• [Data shown]
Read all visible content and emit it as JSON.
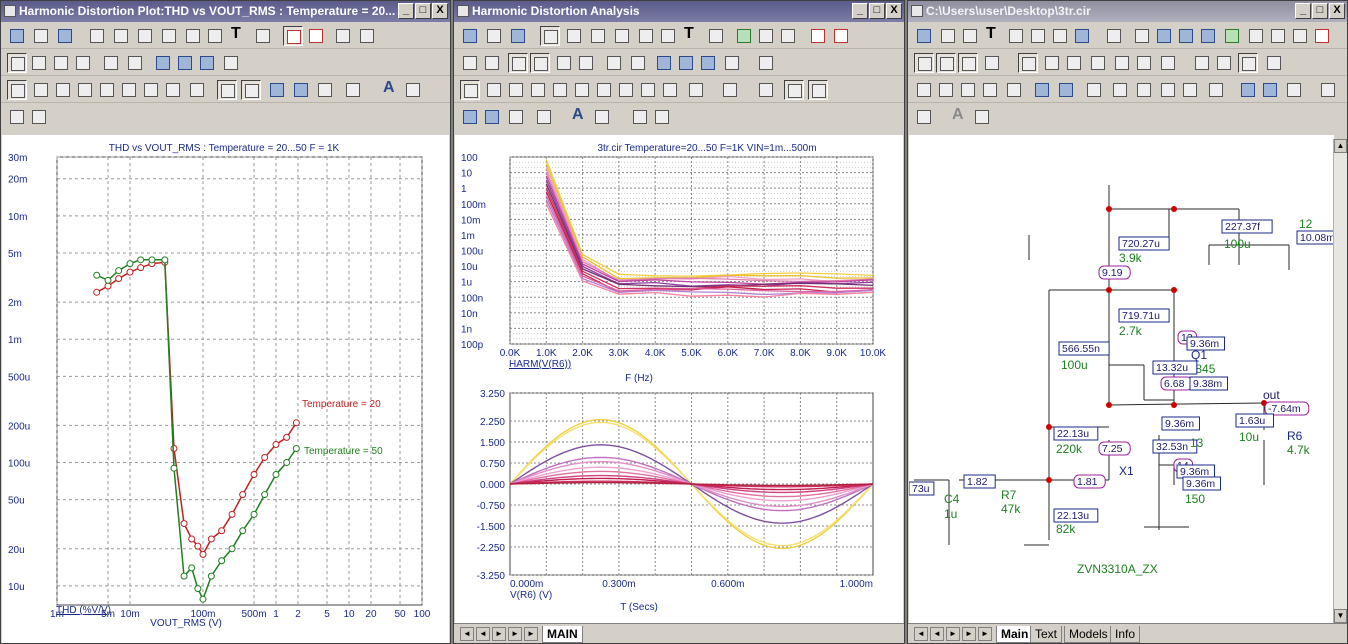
{
  "windows": {
    "left": {
      "title": "Harmonic Distortion Plot:THD vs VOUT_RMS : Temperature = 20..."
    },
    "middle": {
      "title": "Harmonic Distortion Analysis"
    },
    "right": {
      "title": "C:\\Users\\user\\Desktop\\3tr.cir"
    }
  },
  "window_buttons": {
    "minimize": "_",
    "maximize": "□",
    "close": "X"
  },
  "chart_data": [
    {
      "type": "line",
      "title": "THD vs VOUT_RMS : Temperature = 20...50 F = 1K",
      "xlabel": "VOUT_RMS (V)",
      "ylabel": "THD (%V/V)",
      "xscale": "log",
      "yscale": "log",
      "xlim": [
        0.001,
        100
      ],
      "ylim": [
        7e-06,
        0.03
      ],
      "x_ticks": [
        "1m",
        "5m",
        "10m",
        "100m",
        "500m",
        "1",
        "2",
        "5",
        "10",
        "20",
        "50",
        "100"
      ],
      "y_ticks": [
        "30m",
        "20m",
        "10m",
        "5m",
        "2m",
        "1m",
        "500u",
        "200u",
        "100u",
        "50u",
        "20u",
        "10u"
      ],
      "series": [
        {
          "name": "Temperature = 20",
          "color": "#c02020",
          "x": [
            0.0035,
            0.005,
            0.007,
            0.01,
            0.014,
            0.02,
            0.03,
            0.04,
            0.055,
            0.07,
            0.085,
            0.1,
            0.13,
            0.18,
            0.25,
            0.35,
            0.5,
            0.7,
            1.0,
            1.4,
            1.9
          ],
          "y": [
            0.0024,
            0.0027,
            0.0031,
            0.0035,
            0.0038,
            0.0041,
            0.0042,
            0.00013,
            3.2e-05,
            2.4e-05,
            2.1e-05,
            1.8e-05,
            2.4e-05,
            2.8e-05,
            3.8e-05,
            5.5e-05,
            8e-05,
            0.00011,
            0.00014,
            0.00016,
            0.00021
          ]
        },
        {
          "name": "Temperature = 50",
          "color": "#208020",
          "x": [
            0.0035,
            0.005,
            0.007,
            0.01,
            0.014,
            0.02,
            0.03,
            0.04,
            0.055,
            0.07,
            0.085,
            0.1,
            0.13,
            0.18,
            0.25,
            0.35,
            0.5,
            0.7,
            1.0,
            1.4,
            1.9
          ],
          "y": [
            0.0033,
            0.003,
            0.0036,
            0.0041,
            0.0044,
            0.0044,
            0.0044,
            9e-05,
            1.2e-05,
            1.4e-05,
            9.5e-06,
            7.8e-06,
            1.2e-05,
            1.6e-05,
            2e-05,
            2.8e-05,
            3.8e-05,
            5.5e-05,
            8e-05,
            0.0001,
            0.00013
          ]
        }
      ]
    },
    {
      "type": "line",
      "title": "3tr.cir Temperature=20...50 F=1K VIN=1m...500m",
      "xlabel": "F (Hz)",
      "ylabel": "HARM(V(R6))",
      "yscale": "log",
      "x_ticks": [
        "0.0K",
        "1.0K",
        "2.0K",
        "3.0K",
        "4.0K",
        "5.0K",
        "6.0K",
        "7.0K",
        "8.0K",
        "9.0K",
        "10.0K"
      ],
      "y_ticks": [
        "100",
        "10",
        "1",
        "100m",
        "10m",
        "1m",
        "100u",
        "10u",
        "1u",
        "100n",
        "10n",
        "1n",
        "100p"
      ]
    },
    {
      "type": "line",
      "xlabel": "T (Secs)",
      "ylabel": "V(R6) (V)",
      "xlim": [
        0,
        0.001
      ],
      "ylim": [
        -3.25,
        3.25
      ],
      "x_ticks": [
        "0.000m",
        "0.300m",
        "0.600m",
        "1.000m"
      ],
      "y_ticks": [
        "3.250",
        "2.250",
        "1.500",
        "0.750",
        "0.000",
        "-0.750",
        "-1.500",
        "-2.250",
        "-3.250"
      ]
    }
  ],
  "middle_tabs": [
    "MAIN"
  ],
  "right_tabs": [
    "Main",
    "Text",
    "Models",
    "Info"
  ],
  "schematic": {
    "labels": {
      "c1_val": "227.37f",
      "n12": "12",
      "v12": "10.08m",
      "c_100u_top": "100u",
      "r_top_i": "720.27u",
      "r_top_v": "3.9k",
      "n919": "9.19",
      "r2_i": "719.71u",
      "r2_v": "2.7k",
      "n13": "13",
      "c_mid_i": "566.55n",
      "c_mid_v": "100u",
      "q1_v": "9.36m",
      "q1": "Q1",
      "q1_model": "KSC1845",
      "q1_i": "13.32u",
      "n668": "6.68",
      "n938": "9.38m",
      "out": "out",
      "out_v": "-7.64m",
      "c_out_i": "1.63u",
      "c_out_v": "10u",
      "r6": "R6",
      "r6_v": "4.7k",
      "r220_i": "22.13u",
      "r220_v": "220k",
      "n725": "7.25",
      "x1_v1": "9.36m",
      "x1_v2": "32.53n",
      "x1_n": "13",
      "x1": "X1",
      "n181": "1.81",
      "n182": "1.82",
      "left_i": "73u",
      "c4": "C4",
      "c4_v": "1u",
      "r7": "R7",
      "r7_v": "47k",
      "r82_i": "22.13u",
      "r82_v": "82k",
      "j_v1": "9.36m",
      "j_v2": "9.36m",
      "j_v3": "150",
      "j_n": "14",
      "part": "ZVN3310A_ZX"
    }
  }
}
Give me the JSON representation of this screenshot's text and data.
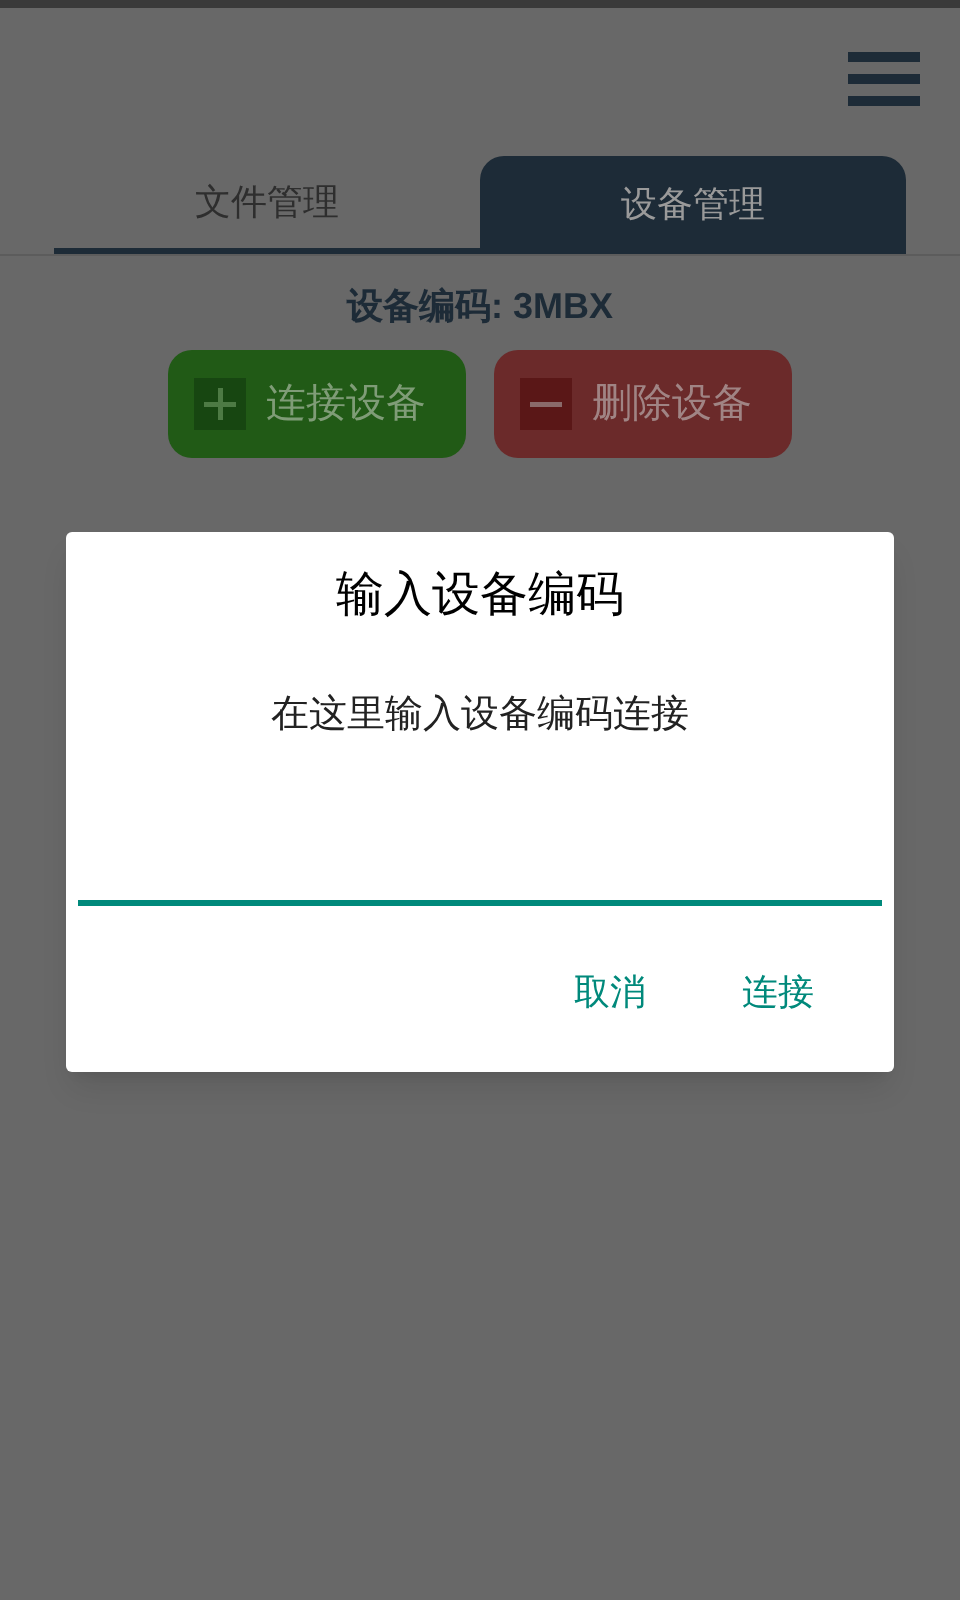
{
  "tabs": [
    {
      "label": "文件管理",
      "selected": false
    },
    {
      "label": "设备管理",
      "selected": true
    }
  ],
  "device_code": "设备编码: 3MBX",
  "actions": [
    {
      "kind": "add",
      "label": "连接设备"
    },
    {
      "kind": "remove",
      "label": "删除设备"
    }
  ],
  "dialog": {
    "title": "输入设备编码",
    "message": "在这里输入设备编码连接",
    "buttons": [
      "取消",
      "连接"
    ]
  }
}
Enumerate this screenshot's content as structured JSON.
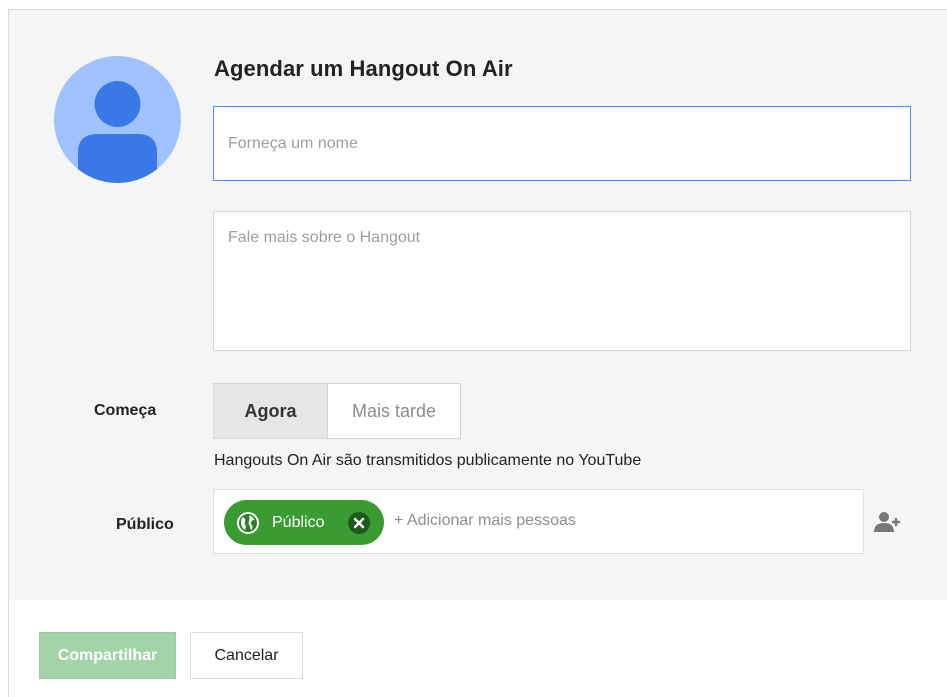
{
  "dialog": {
    "title": "Agendar um Hangout On Air",
    "avatar_icon": "default-user-avatar"
  },
  "form": {
    "name_placeholder": "Forneça um nome",
    "name_value": "",
    "description_placeholder": "Fale mais sobre o Hangout",
    "description_value": ""
  },
  "starts": {
    "label": "Começa",
    "options": [
      "Agora",
      "Mais tarde"
    ],
    "selected": "Agora",
    "notice": "Hangouts On Air são transmitidos publicamente no YouTube"
  },
  "audience": {
    "label": "Público",
    "chips": [
      {
        "label": "Público",
        "icon": "globe-icon",
        "remove_icon": "close-icon"
      }
    ],
    "add_placeholder": "+ Adicionar mais pessoas",
    "add_person_icon": "add-person-icon"
  },
  "footer": {
    "share_label": "Compartilhar",
    "cancel_label": "Cancelar"
  },
  "colors": {
    "panel_bg": "#f5f5f5",
    "focus_border": "#4d90fe",
    "chip_green": "#3a9b33",
    "share_disabled": "#a3d3a8",
    "avatar_bg": "#a0c3ff",
    "avatar_fg": "#3b78e7"
  }
}
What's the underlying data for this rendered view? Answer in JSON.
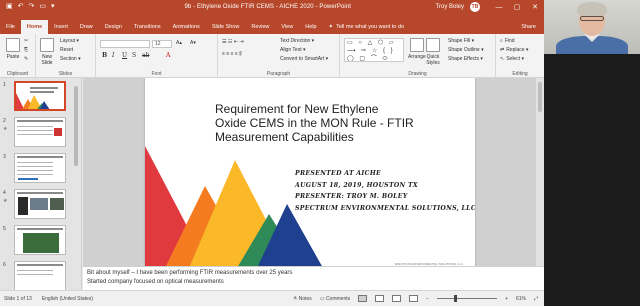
{
  "window": {
    "title": "9b - Ethylene Oxide FTIR CEMS - AICHE 2020  -  PowerPoint",
    "user_name": "Troy Boley",
    "user_initials": "TB",
    "quick_access": [
      "save-icon",
      "undo-icon",
      "redo-icon",
      "present-icon"
    ],
    "controls": [
      "—",
      "▢",
      "✕"
    ]
  },
  "ribbon": {
    "tabs": [
      "File",
      "Home",
      "Insert",
      "Draw",
      "Design",
      "Transitions",
      "Animations",
      "Slide Show",
      "Review",
      "View",
      "Help"
    ],
    "active_tab": "Home",
    "tell_me": "Tell me what you want to do",
    "share": "Share",
    "clipboard": {
      "label": "Clipboard",
      "paste": "Paste"
    },
    "slides": {
      "label": "Slides",
      "new_slide": "New\nSlide",
      "layout": "Layout ▾",
      "reset": "Reset",
      "section": "Section ▾"
    },
    "font": {
      "label": "Font",
      "size": "12",
      "buttons": [
        "B",
        "I",
        "U",
        "S",
        "ab",
        "A"
      ]
    },
    "paragraph": {
      "label": "Paragraph",
      "text_direction": "Text Direction ▾",
      "align_text": "Align Text ▾",
      "smartart": "Convert to SmartArt ▾"
    },
    "drawing": {
      "label": "Drawing",
      "shapes": "▭ ○ △ ⬡ ▱ ⟶ ⇨ ☆ { } ◯ ▢ ⌒ ⬭",
      "arrange": "Arrange",
      "quick_styles": "Quick\nStyles",
      "shape_fill": "Shape Fill ▾",
      "shape_outline": "Shape Outline ▾",
      "shape_effects": "Shape Effects ▾"
    },
    "editing": {
      "label": "Editing",
      "find": "Find",
      "replace": "Replace ▾",
      "select": "Select ▾"
    }
  },
  "thumbnails": [
    {
      "num": "1",
      "selected": true
    },
    {
      "num": "2",
      "selected": false
    },
    {
      "num": "3",
      "selected": false
    },
    {
      "num": "4",
      "selected": false
    },
    {
      "num": "5",
      "selected": false
    },
    {
      "num": "6",
      "selected": false
    }
  ],
  "slide": {
    "title_lines": [
      "Requirement for New Ethylene",
      "Oxide CEMS in the MON Rule - FTIR",
      "Measurement Capabilities"
    ],
    "presenter_lines": [
      "PRESENTED AT AICHE",
      "AUGUST 18, 2019, HOUSTON TX",
      "PRESENTER: TROY M. BOLEY",
      "SPECTRUM ENVIRONMENTAL SOLUTIONS, LLC"
    ],
    "footer": "SPECTRUM ENVIRONMENTAL SOLUTIONS, LLC",
    "colors": {
      "red": "#e03a3e",
      "orange": "#f47b20",
      "yellow": "#fbb829",
      "green": "#2e8b57",
      "blue": "#1f3f8f"
    }
  },
  "notes": {
    "lines": [
      "Bit about myself – I have been performing FTIR measurements over 25 years",
      "Started company focused on optical measurements"
    ]
  },
  "status": {
    "slide_of": "Slide 1 of 13",
    "language": "English (United States)",
    "notes": "Notes",
    "comments": "Comments",
    "zoom": "61%",
    "zoom_level": 0.61
  },
  "colors": {
    "accent": "#b7472a",
    "selection": "#d24726"
  }
}
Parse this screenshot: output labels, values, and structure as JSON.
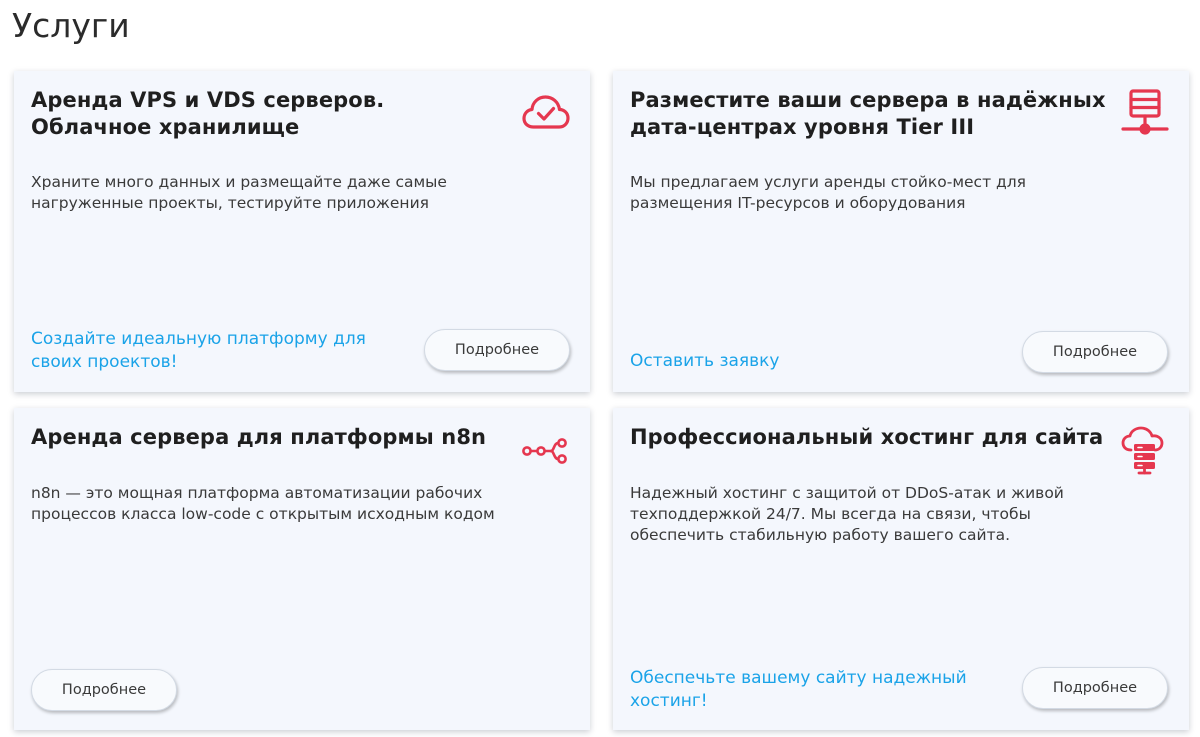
{
  "page": {
    "title": "Услуги"
  },
  "colors": {
    "accent_icon": "#e5374f",
    "link": "#1aa3e8",
    "card_bg": "#f4f7fd"
  },
  "cards": [
    {
      "title": "Аренда VPS и VDS серверов. Облачное хранилище",
      "description": "Храните много данных и размещайте даже самые нагруженные проекты, тестируйте приложения",
      "link_text": "Создайте идеальную платформу для своих проектов!",
      "button_label": "Подробнее",
      "icon": "cloud-check-icon"
    },
    {
      "title": "Разместите ваши сервера в надёжных дата-центрах уровня Tier III",
      "description": "Мы предлагаем услуги аренды стойко-мест для размещения IT-ресурсов и оборудования",
      "link_text": "Оставить заявку",
      "button_label": "Подробнее",
      "icon": "server-network-icon"
    },
    {
      "title": "Аренда сервера для платформы n8n",
      "description": "n8n — это мощная платформа автоматизации рабочих процессов класса low-code с открытым исходным кодом",
      "button_label": "Подробнее",
      "icon": "workflow-nodes-icon"
    },
    {
      "title": "Профессиональный хостинг для сайта",
      "description": "Надежный хостинг с защитой от DDoS-атак и живой техподдержкой 24/7. Мы всегда на связи, чтобы обеспечить стабильную работу вашего сайта.",
      "link_text": "Обеспечьте вашему сайту надежный хостинг!",
      "button_label": "Подробнее",
      "icon": "cloud-server-icon"
    }
  ]
}
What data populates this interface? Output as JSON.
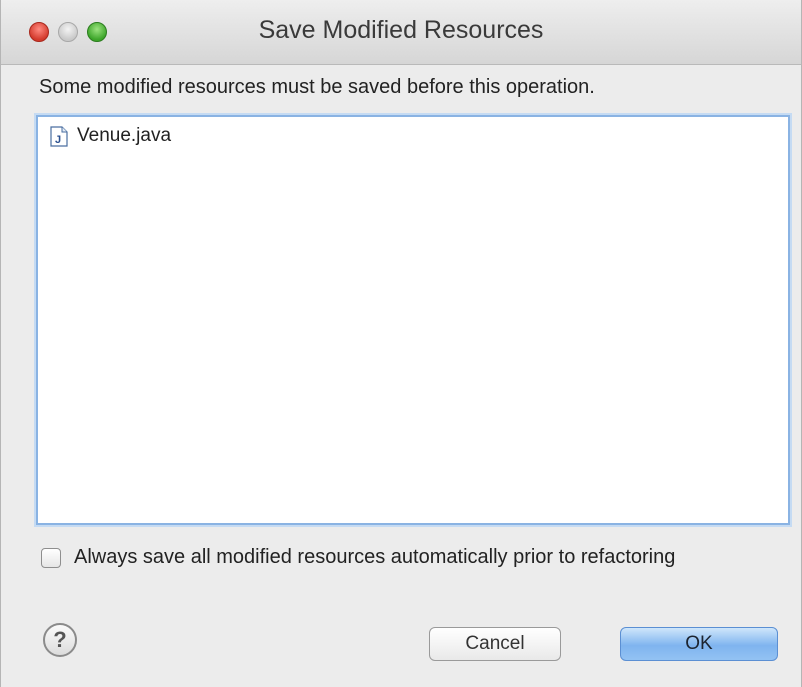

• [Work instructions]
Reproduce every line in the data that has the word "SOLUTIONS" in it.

• [Your response]
      "SPECTRUM ENVIRONMENTAL SOLUTIONS, LLC"
    "footer": "SPECTRUM ENVIRONMENTAL SOLUTIONS, LLC",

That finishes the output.